# MLister

less info
reputation
3
bio website location age member for 1 year, 11 months seen Dec 18 '12 at 13:13 profile views 2

# 15 Actions

 Jan25 comment Aggregate opinions to a single measure @gung, this is really helpful! I'd been thinking about both answers from Michelle and onestop before I saw yours, and I'd already started questioning myself about those things you succinctly pointed out. I will read through the links above, and re-visit my original question and Michelle and onestop's answers. Thanks! Jan24 comment Aggregate opinions to a single measure It is an interesting approach, but a potential problem is that if you have 5 low-skill experts who endorse the same rating versus a high-skill expert who rate differently, then it is possible that the sum of the informativeness scores of the 5 low-skill experts may exceed the high-skill one, and the rating picked by the high-skill expert is not taken into account in any way in the final result. Jan24 comment Aggregate opinions to a single measure thanks for your answer. If I understand correctly, you sum the expert informativeness scores behind each given rating, and pick out the one that has the largest sum, i.e. the one that gathers the highest level of informativeness. Jan23 comment Aggregate opinions to a single measure @Michelle, the example you gave is the idea here: if an expert $a$ only has an informativeness score that is half as large as the one of another expert $b$, then by design, we consider expert $a$ is only half as experienced/skillful in wining tasting as expert $b$, and we would like to reflect this in some way in our aggregation. Jan23 comment Aggregate opinions to a single measure @onestop, as I mentioned above, the problem with the (arithmetic) weighted mean is that, the contribution to the aggregated measure of a low-score high-value rating (e.g. a rating of 5 with an informativeness score 0.05/1) might be equivalent or even higher than a high-score low-value rating (e.g. a rating of 1 with an informativeness score 0.25 or a rating of 1 with an informativeness score 0.2/1). And I think that is unreasonable considering that the latter ratings are 5 or 4 times more informative than the first one, based on the informativeness measure. Jan23 awarded Student Jan23 comment Aggregate opinions to a single measure @Michelle, it's (2) mostly: if an expert is regarded more reliable (i.e. with a high informativeness score), then he/she is regarded as more experienced and skillful in judging the wine quality, hence I believe his/her rating would be more accurate. Thanks. Jan23 awarded Editor Jan23 revised Aggregate opinions to a single measure deleted 5 characters in body Jan23 asked Aggregate opinions to a single measure Jan16 awarded Scholar Jan16 accepted Different ways of making a set of numbers (all between $0$ and $1$) to sum up to $1$ Jan10 comment Different ways of making a set of numbers (all between $0$ and $1$) to sum up to $1$ @vinux, i saw yours too. thanks for the input.

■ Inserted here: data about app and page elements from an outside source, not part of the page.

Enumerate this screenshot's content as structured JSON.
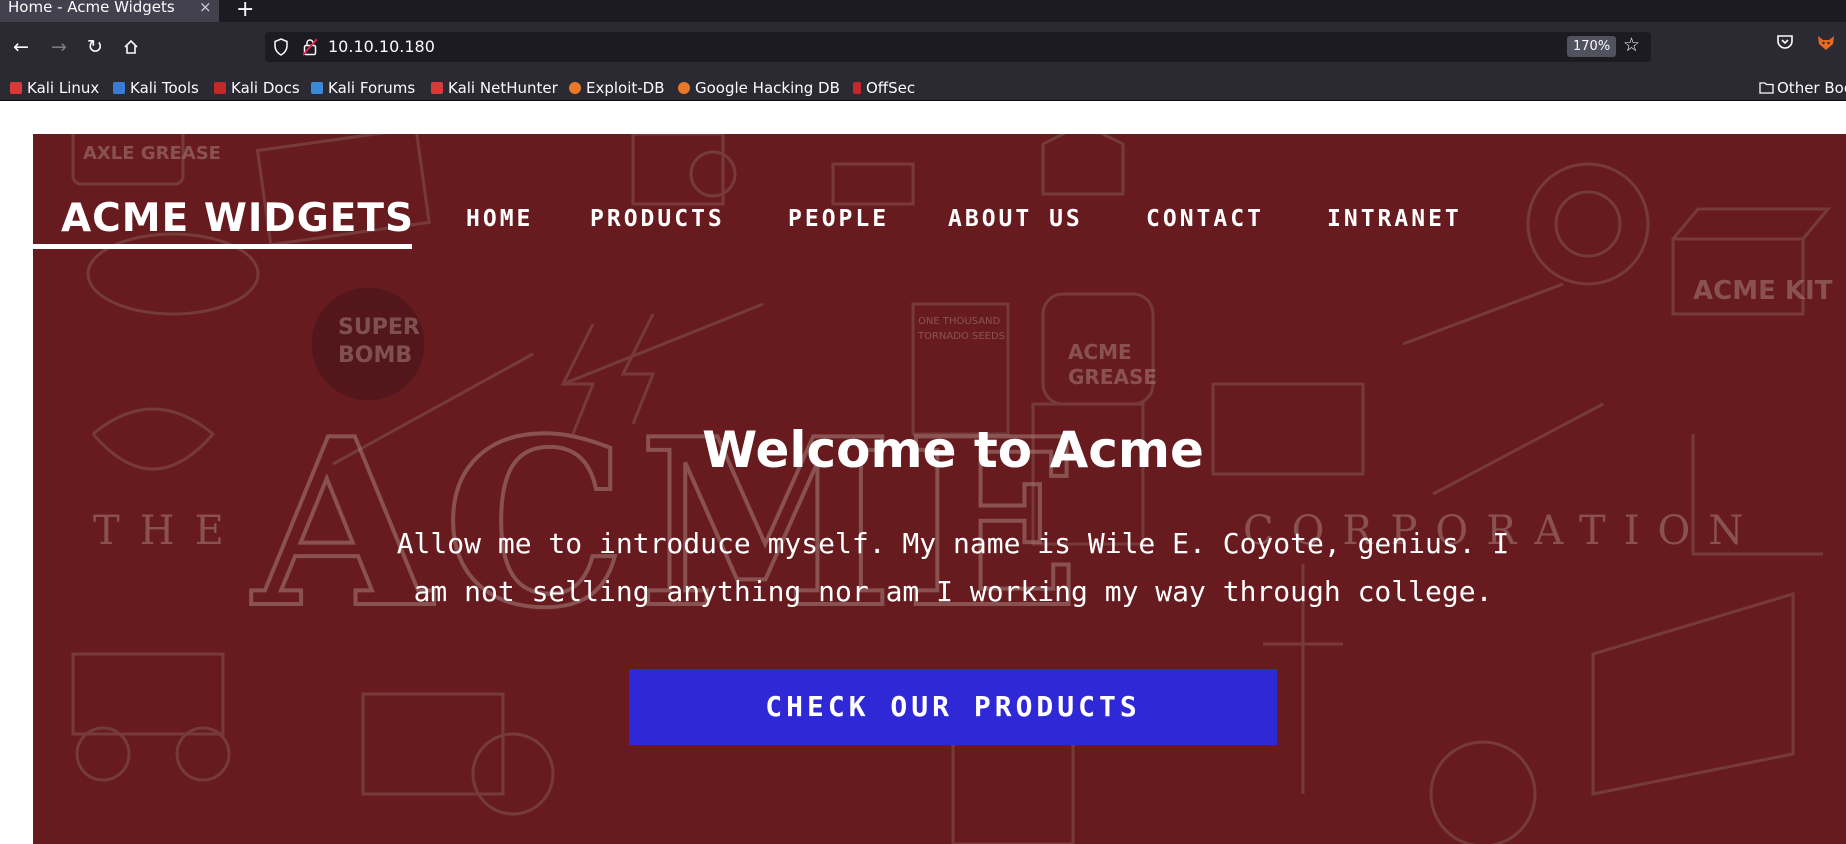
{
  "browser": {
    "tab_title": "Home - Acme Widgets",
    "tab_close": "×",
    "new_tab": "+",
    "url": "10.10.10.180",
    "zoom": "170%",
    "bookmarks": [
      "Kali Linux",
      "Kali Tools",
      "Kali Docs",
      "Kali Forums",
      "Kali NetHunter",
      "Exploit-DB",
      "Google Hacking DB",
      "OffSec"
    ],
    "other_bookmarks": "Other Boo"
  },
  "site": {
    "logo": "ACME WIDGETS",
    "menu": [
      "HOME",
      "PRODUCTS",
      "PEOPLE",
      "ABOUT US",
      "CONTACT",
      "INTRANET"
    ],
    "headline": "Welcome to Acme",
    "intro_line1": "Allow me to introduce myself. My name is Wile E. Coyote, genius. I",
    "intro_line2": "am not selling anything nor am I working my way through college.",
    "cta": "CHECK OUR PRODUCTS",
    "background_words": [
      "THE",
      "ACME",
      "CORPORATION",
      "ACME KIT",
      "SUPER BOMB",
      "ACME GREASE",
      "AXLE GREASE",
      "ONE THOUSAND TORNADO SEEDS"
    ]
  },
  "colors": {
    "hero_bg": "#6b1e22",
    "cta_bg": "#2f28d6",
    "chrome_dark": "#1c1b22",
    "chrome": "#2b2a33"
  }
}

Jan10 comment Different ways of making a set of numbers (all between $0$ and $1$) to sum up to $1$ @Arthur, thanks for the generalization, could you please elaborate with an example for what you mean by "bending" the set $S$? Appreciated. Jan10 asked Different ways of making a set of numbers (all between $0$ and $1$) to sum up to $1$